From a volunteer center in Brasov, Yulia heard about RomExpo, the humanitarian hub in Bucharest, Romania’s capital, where they can be provided with assistance especially for their immediate needs.

Yulia and family after a visit at RomExpo and choosing the food and things they need.


Inos Mugabe, World Vision’s Ukraine Crisis Response Operations Director for Romania said Yulia’s family are now among the thousands of refugees who have access the RomExpo social store after their registration.

“At the social store, they can select things that they need for their family. It provides every refugee the freedom to choose”, Mugabe added. He said the concept is unique as organizations normally provide prescribed food package. This evolved after people sent donations food and materials.

The center is significant and very helpful for Ukrainians. It is a community where we can always find our people in a foreign land.

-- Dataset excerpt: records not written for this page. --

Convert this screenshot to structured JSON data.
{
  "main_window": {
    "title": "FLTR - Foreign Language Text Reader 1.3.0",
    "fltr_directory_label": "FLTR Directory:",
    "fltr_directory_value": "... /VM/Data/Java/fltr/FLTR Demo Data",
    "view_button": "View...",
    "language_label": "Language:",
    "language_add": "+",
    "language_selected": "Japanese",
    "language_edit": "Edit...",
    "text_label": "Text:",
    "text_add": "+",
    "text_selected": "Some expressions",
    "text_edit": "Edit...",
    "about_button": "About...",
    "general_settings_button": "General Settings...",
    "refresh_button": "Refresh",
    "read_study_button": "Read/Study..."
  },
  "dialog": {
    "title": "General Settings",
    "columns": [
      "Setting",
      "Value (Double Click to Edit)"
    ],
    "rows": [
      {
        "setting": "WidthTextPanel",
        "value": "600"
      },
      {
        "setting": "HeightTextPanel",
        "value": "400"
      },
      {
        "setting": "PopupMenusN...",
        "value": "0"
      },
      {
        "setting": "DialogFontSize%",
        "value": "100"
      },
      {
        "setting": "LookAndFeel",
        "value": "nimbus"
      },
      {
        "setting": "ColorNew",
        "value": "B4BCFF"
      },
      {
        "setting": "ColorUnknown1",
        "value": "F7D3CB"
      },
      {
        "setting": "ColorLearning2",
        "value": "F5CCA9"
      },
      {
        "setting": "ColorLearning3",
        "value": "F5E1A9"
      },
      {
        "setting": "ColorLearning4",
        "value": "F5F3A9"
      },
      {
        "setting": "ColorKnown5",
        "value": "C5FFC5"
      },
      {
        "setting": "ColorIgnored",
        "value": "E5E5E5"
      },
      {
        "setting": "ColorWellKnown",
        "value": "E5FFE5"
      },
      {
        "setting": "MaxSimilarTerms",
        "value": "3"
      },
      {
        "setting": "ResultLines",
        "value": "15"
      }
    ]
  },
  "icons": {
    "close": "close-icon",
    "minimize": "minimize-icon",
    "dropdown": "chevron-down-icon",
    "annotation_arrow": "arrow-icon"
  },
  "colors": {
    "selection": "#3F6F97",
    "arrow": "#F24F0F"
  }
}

Yulia’s three children have started school in Romania, found new friends and adjusted to their new environment. “But they always ask about their grandparents who were left behind in Odesa. We call them every day to check if they are fine”, she shared.

The center did not only provide for their needs but they also found a community where they can listen to updates, share their stories and their adjustment to a new life away from Ukraine.

The children have started their studies in a Romanian school and found friends, but they always ask about their grandparents left behind in Odesa.


“The center is significant and very helpful for Ukrainians. It is a community where we can always find our people in a foreign land. The organizations are very nice because you receive free assistance with whatever you need like food, clothes, or medicine, which are the most basic human needs”, Yulia said.

They also received support from World Vision’s cash assistance program to help them with their needs as they settled. “My family got a one-time payment of 600 RON (around USD124) for each child. We prepared our documents and claimed it from the bank.”

World Vision’s response work for Ukrainian refugees and host communities in Romania has reached out to nearly 100,000 people. Among the support provided include food and cash assistance, psycho-social activities, child protection and hygiene kits, and educational assistance.

When parents are busy choosing their needs from the social store, the children can play at the child-friendly space watched over by a World Vision staff.


Story by Cecil Laguardia, Communications Director I Photos by Eugene Combo and Christopher Lete/Communications